SURVEY: Should ad have come down?
CAMBRIDGE -- Media giant Clear Channel plans today to take down a billboard ad featuring two bare-chested men, wrapped in each other's arms and the American flag, after receiving complaints from local activists opposed to gay rights.
The image, an ad for the San Francisco-based dating and news website Gay.com, was scheduled to come down tomorrow, but the complaints motivated the company to remove it one day early, said Drew Hoffman, president of Clear Channel Outdoor, a Phoenix-based media company.
''We're very sensitive to the community concerns," he said in a telephone interview from his office in Stoneham.
Spencer Moore, a spokesman for Gay.com, said the company was not upset the ad is coming down a day early.
Clear Channel received about five complaint calls yesterday, Hoffman said. They were the first protests the company fielded since the billboard went up in early April, he said.
Brian Camenker, director of the Article 8 Alliance, a Waltham-based group working to overturn same-sex marriage in Massachusetts, said people affiliated with his group made the complaints. The activists posted a picture of the Gay.com ad, along with addresses and phone numbers for regional and national Clear Channel offices, on Article 8's website yesterday, he said.
''You have two men embracing, wrapped in the American flag, advertising a porno website," Camenker said. ''How can you get more offensive than that?"
Moore, of Gay.com, said the website is not a pornographic site. It offers online dating services, along with editorial and commercial content, he said.

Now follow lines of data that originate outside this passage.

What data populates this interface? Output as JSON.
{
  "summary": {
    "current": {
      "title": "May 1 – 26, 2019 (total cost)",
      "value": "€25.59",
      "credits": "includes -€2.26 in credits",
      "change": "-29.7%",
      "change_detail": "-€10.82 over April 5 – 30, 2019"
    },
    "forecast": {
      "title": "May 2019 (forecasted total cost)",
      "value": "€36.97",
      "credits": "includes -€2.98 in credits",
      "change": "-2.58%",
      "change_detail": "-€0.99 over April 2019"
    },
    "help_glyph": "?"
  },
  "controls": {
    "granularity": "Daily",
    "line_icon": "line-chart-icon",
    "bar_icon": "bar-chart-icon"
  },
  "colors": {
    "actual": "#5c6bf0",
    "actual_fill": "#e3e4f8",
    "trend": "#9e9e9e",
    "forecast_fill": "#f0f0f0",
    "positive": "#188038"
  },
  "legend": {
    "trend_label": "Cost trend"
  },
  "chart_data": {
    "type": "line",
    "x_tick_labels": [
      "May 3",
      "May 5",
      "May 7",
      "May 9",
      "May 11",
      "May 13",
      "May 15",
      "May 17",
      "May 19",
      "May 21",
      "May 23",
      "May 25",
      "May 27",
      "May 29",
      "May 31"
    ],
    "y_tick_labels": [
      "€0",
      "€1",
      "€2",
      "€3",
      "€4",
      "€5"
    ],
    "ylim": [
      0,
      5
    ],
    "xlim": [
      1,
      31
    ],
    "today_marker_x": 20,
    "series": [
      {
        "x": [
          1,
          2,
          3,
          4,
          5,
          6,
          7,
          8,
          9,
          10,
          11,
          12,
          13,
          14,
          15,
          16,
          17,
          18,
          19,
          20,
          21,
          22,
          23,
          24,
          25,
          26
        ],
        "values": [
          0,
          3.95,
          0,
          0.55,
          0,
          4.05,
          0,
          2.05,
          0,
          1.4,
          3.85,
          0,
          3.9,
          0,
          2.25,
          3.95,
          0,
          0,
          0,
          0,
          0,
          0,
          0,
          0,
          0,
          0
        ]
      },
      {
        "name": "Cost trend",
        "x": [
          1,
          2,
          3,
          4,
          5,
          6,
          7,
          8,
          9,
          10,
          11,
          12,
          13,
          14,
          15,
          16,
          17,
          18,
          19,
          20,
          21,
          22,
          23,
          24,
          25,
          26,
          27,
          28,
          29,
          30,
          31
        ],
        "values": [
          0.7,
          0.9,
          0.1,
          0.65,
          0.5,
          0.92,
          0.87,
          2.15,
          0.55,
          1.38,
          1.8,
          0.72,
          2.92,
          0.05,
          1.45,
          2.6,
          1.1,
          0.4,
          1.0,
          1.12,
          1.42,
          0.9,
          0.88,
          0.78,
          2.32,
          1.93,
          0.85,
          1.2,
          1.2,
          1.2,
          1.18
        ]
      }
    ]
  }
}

Moore said he had not spoken with Clear Channel representatives yesterday.
''As far as we know, the contract expired," he said.
Gay.com is planning a new fall ad campaign, which will most likely include Boston, and it plans to work with Clear Channel again, he said.
Gay.com could, however, pursue legal action against Clear Channel, if it chose to, said Sarah Wunsch, a staff attorney for the American Civil Liberties Union of Massachusetts. The media company may have violated its contract with the advertiser and interfered with its state civil rights, she said. ''It's pathetic that Clear Channel caved in with a complaint from the Article 8 Alliance. I consider them quite a fringe, on-the-edge kind of group."
In Cambridge yesterday, passersby had mixed opinions on Clear Channel's decision.
''Somebody paid for it," said Ron Stoute, 44, of Newbury, about the billboard. ''They might as well get their money's worth."
Lela McMurray, 19, of Somerville, said the controversy is silly. ''I don't think it's offensive," she said. ''They are just making a big deal out of nothing."
But Mary Miller, 54, of Watertown said she wished the billboard had never been put up. ''It has nothing to do with gayness, but the flag? It's kind of like, can we hold nothing sacred in this country anymore?" she asked.